Plan for expanded instruction capacity –– a separate docking area adjacent to a buoy course for maneuvering instruction/practice/testing, for instance. Paddlers can pay for instruction which will bring them to a level of skill that the City is content with, so that they can be entered into a database of of paddlers allowed to use the "Argo Cascades" novice-canoe bypass, which the City got cold feet about using after having already paid for it. At this point, the City is prepared to have TWO separate liveries, one above, and one below, Argo Dam. And all because the livery business is an industry specifically designed (nationwide, not just here) to rent canoes to people who don't know how to paddle. Give people a chance to earn use of the "Cascades" (sorry, I can't take the name seriously, and have to put it in ironic quotes), and paddling classes will be booked in advance for years. Many added benefits would accompany this new policy, including reduced noise from people banging their paddles clumsily on their boats, and their boats clumsily on the rocks, and less disruption of fishers –– if I see three feet between a fly fisher and the bank, I slip though there without a splash to allow him/her to continue working a hole. Have a standard rental boat come through, and you can forget about those fish!

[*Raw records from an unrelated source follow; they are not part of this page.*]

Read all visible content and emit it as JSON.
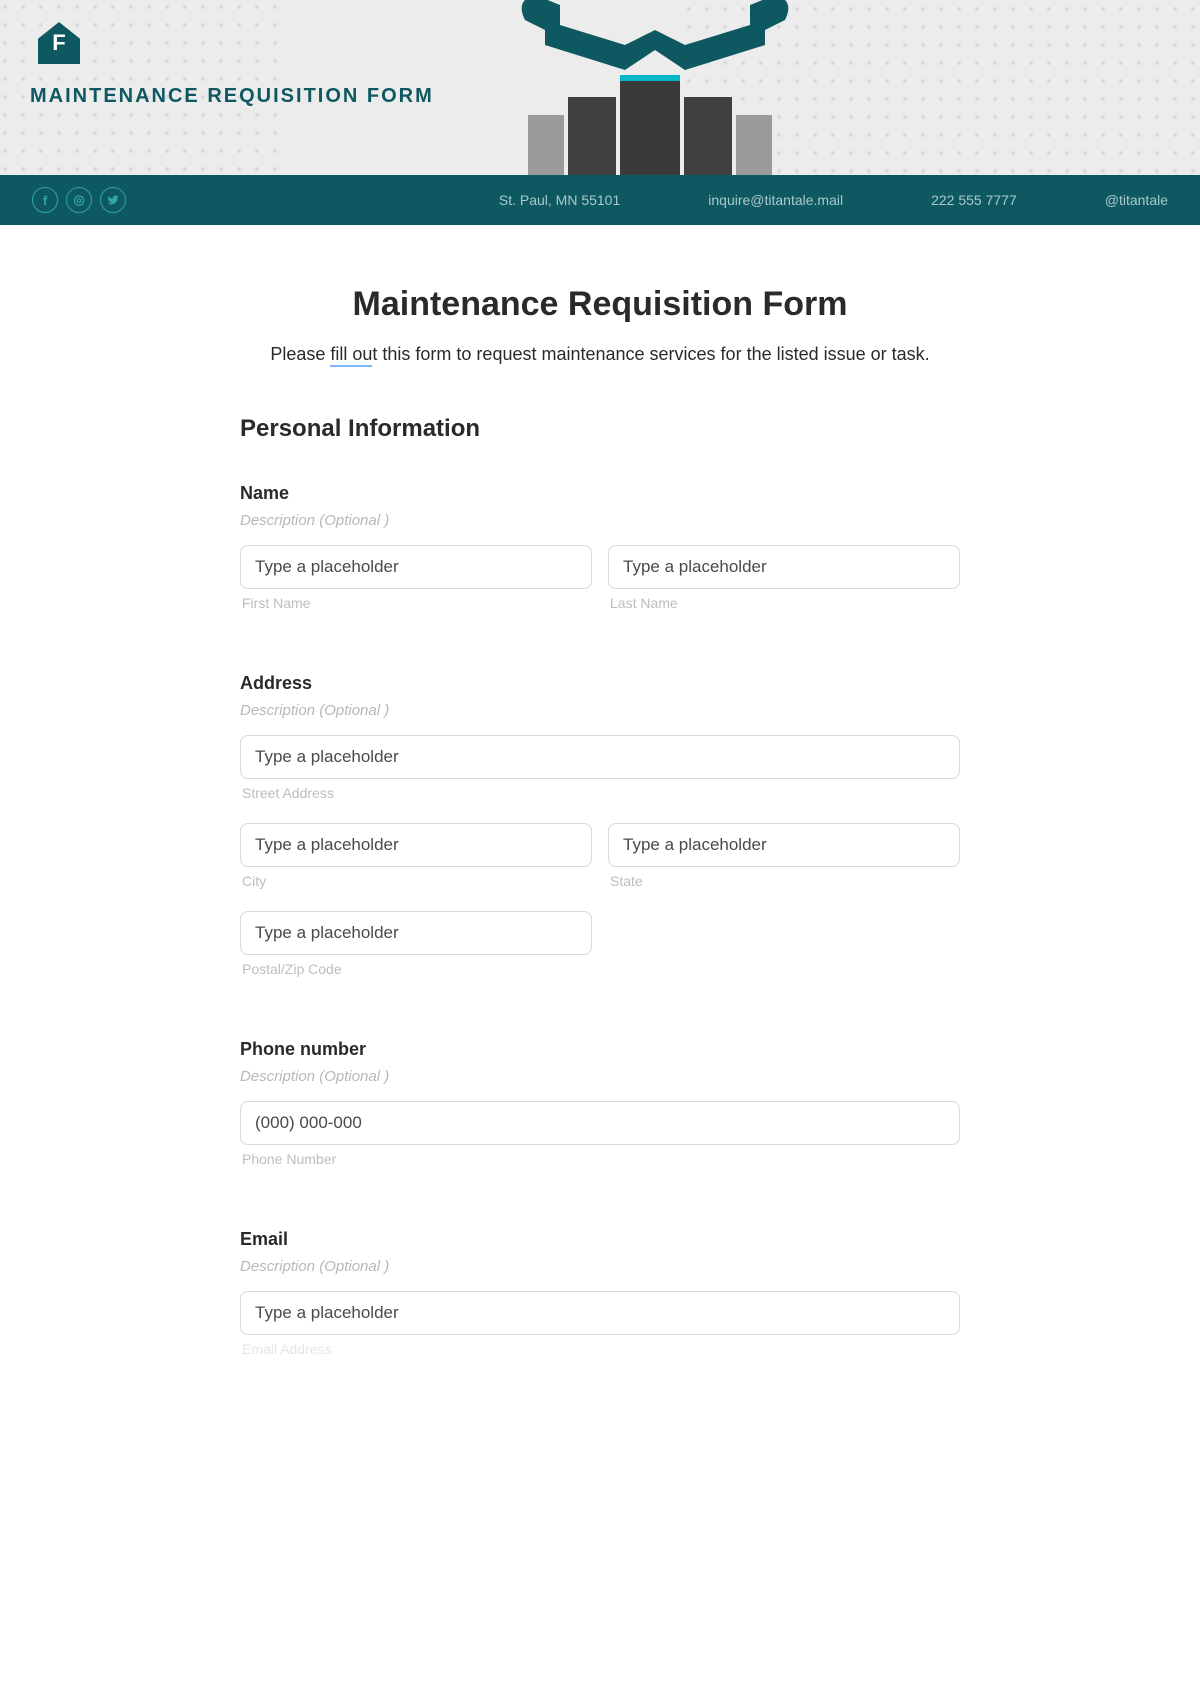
{
  "hero": {
    "logo_letter": "F",
    "title": "MAINTENANCE REQUISITION FORM"
  },
  "contact": {
    "address": "St. Paul, MN 55101",
    "email": "inquire@titantale.mail",
    "phone": "222 555 7777",
    "handle": "@titantale"
  },
  "form": {
    "title": "Maintenance Requisition Form",
    "intro_before": "Please ",
    "intro_under": "fill ou",
    "intro_after": "t this form to request maintenance services for the listed issue or task.",
    "section_personal": "Personal Information",
    "desc_optional": "Description  (Optional )",
    "name": {
      "label": "Name",
      "first_ph": "Type a placeholder",
      "last_ph": "Type a placeholder",
      "first_sub": "First Name",
      "last_sub": "Last Name"
    },
    "address": {
      "label": "Address",
      "street_ph": "Type a placeholder",
      "street_sub": "Street Address",
      "city_ph": "Type a placeholder",
      "city_sub": "City",
      "state_ph": "Type a placeholder",
      "state_sub": "State",
      "zip_ph": "Type a placeholder",
      "zip_sub": "Postal/Zip Code"
    },
    "phone": {
      "label": "Phone number",
      "ph": "(000) 000-000",
      "sub": "Phone Number"
    },
    "email": {
      "label": "Email",
      "ph": "Type a placeholder",
      "sub": "Email Address"
    }
  }
}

Stephen Lange Ranzini

Sat, Apr 6, 2013 : 11:35 a.m.

@hmsp: This is an excellent creative idea! Without such a program, residents like me with kids really cannot rent at Argo and canoe down river to Gallup because of the city's absolute ban on canoeing down the Argo Cascades, and that is a bummer!


Fri, Apr 5, 2013 : 6:05 p.m.

You have to get a permit to go through the whitewater section? Even with your own boat? Are you serious?


Fri, Apr 5, 2013 : 6:04 p.m.

You have to get a permit to go through the whitewater section? Even with your own boat? Are you serious?

Bob Needham

Fri, Apr 5, 2013 : 4:55 p.m.

Wow, the largest livery in the state. I guess I'm not surprised!


Sun, Apr 7, 2013 : 4:20 a.m.

Won't catch me anywhere near a canoe or a boat. I like staying hi and dry.


Fri, Apr 5, 2013 : 4:20 p.m.

How to attract corporate HQ's to A2: One idea - Keep developing neat features like this.


Fri, Apr 5, 2013 : 2:45 p.m.

Well, that's pretty cool. Overdue but better late than never.